Records for the task –

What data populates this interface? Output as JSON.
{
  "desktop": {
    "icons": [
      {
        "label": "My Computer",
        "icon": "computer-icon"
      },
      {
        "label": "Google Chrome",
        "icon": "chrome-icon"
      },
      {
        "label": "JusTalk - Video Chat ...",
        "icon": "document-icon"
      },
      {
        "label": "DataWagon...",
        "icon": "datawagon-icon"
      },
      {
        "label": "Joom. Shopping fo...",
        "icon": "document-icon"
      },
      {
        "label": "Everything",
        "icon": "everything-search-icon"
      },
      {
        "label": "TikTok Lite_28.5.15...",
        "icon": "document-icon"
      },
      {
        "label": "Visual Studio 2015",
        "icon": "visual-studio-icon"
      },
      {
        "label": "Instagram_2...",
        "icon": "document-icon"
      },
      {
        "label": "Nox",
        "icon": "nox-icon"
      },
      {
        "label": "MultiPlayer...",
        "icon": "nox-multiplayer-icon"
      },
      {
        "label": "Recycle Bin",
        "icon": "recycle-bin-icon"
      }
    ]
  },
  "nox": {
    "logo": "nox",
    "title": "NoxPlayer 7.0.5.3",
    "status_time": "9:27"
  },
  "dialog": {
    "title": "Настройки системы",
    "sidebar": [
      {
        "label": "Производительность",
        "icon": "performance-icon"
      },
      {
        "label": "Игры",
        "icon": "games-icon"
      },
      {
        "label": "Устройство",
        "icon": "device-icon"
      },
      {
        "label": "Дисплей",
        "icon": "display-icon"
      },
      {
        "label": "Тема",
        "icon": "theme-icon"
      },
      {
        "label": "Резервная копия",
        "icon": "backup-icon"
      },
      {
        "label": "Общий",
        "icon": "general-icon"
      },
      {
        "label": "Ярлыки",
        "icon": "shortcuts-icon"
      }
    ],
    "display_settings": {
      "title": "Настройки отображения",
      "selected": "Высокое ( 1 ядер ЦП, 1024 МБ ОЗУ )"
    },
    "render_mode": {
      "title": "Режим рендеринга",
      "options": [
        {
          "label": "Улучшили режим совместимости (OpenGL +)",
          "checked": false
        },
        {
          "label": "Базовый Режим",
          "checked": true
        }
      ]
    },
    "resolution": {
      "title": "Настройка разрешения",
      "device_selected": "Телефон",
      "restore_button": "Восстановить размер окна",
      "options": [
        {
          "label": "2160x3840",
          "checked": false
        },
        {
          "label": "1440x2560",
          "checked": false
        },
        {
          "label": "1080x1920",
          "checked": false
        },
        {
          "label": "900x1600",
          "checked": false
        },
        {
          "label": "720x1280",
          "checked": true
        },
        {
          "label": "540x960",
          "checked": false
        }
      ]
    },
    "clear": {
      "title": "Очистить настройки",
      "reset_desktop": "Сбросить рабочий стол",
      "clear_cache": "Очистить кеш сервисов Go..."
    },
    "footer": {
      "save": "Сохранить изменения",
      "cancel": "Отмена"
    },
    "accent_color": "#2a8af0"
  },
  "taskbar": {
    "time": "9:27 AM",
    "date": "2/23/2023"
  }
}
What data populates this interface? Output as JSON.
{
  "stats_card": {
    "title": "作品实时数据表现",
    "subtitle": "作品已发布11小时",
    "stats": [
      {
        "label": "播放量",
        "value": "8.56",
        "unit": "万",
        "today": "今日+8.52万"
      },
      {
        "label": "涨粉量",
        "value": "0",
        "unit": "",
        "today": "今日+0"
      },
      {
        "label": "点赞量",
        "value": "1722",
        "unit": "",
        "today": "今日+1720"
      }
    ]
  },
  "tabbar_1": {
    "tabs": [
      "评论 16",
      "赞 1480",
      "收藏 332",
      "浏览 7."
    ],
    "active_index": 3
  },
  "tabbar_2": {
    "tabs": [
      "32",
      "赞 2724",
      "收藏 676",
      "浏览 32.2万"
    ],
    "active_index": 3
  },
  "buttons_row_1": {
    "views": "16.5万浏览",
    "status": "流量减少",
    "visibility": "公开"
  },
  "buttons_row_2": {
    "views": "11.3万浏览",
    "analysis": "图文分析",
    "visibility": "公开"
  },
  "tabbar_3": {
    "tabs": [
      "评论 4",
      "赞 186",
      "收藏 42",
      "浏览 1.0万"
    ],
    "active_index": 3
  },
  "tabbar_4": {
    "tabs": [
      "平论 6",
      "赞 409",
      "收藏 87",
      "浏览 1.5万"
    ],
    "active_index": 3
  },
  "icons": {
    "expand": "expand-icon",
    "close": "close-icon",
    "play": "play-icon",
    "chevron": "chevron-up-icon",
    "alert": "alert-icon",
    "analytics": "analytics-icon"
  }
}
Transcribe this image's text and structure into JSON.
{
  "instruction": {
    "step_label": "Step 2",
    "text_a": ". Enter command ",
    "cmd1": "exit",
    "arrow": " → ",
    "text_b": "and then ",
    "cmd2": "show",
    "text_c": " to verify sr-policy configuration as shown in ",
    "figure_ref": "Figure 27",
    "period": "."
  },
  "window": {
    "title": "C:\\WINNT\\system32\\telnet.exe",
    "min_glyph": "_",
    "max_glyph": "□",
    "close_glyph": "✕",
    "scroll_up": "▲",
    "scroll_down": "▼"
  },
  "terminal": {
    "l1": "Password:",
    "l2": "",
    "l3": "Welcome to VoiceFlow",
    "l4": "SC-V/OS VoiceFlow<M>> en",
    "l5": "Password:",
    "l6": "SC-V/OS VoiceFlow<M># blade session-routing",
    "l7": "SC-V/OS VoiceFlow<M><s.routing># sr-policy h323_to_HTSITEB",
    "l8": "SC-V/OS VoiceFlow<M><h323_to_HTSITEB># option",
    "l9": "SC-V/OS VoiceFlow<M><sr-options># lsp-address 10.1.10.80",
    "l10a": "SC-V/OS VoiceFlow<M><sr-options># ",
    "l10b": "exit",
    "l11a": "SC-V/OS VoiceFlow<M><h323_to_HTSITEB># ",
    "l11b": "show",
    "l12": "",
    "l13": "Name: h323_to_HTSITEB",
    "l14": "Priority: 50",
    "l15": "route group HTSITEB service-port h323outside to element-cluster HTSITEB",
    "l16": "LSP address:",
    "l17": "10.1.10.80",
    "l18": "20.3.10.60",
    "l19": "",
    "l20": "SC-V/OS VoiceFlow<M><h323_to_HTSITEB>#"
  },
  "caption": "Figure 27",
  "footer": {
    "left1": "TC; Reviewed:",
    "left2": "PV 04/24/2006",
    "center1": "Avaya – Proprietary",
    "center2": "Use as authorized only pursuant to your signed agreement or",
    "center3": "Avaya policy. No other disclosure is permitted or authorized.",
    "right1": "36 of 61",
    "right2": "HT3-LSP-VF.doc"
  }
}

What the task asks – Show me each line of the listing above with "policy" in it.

Your response –
    "text_c": " to verify sr-policy configuration as shown in ",
    "l7": "SC-V/OS VoiceFlow<M><s.routing># sr-policy h323_to_HTSITEB",
    "center3": "Avaya policy. No other disclosure is permitted or authorized.",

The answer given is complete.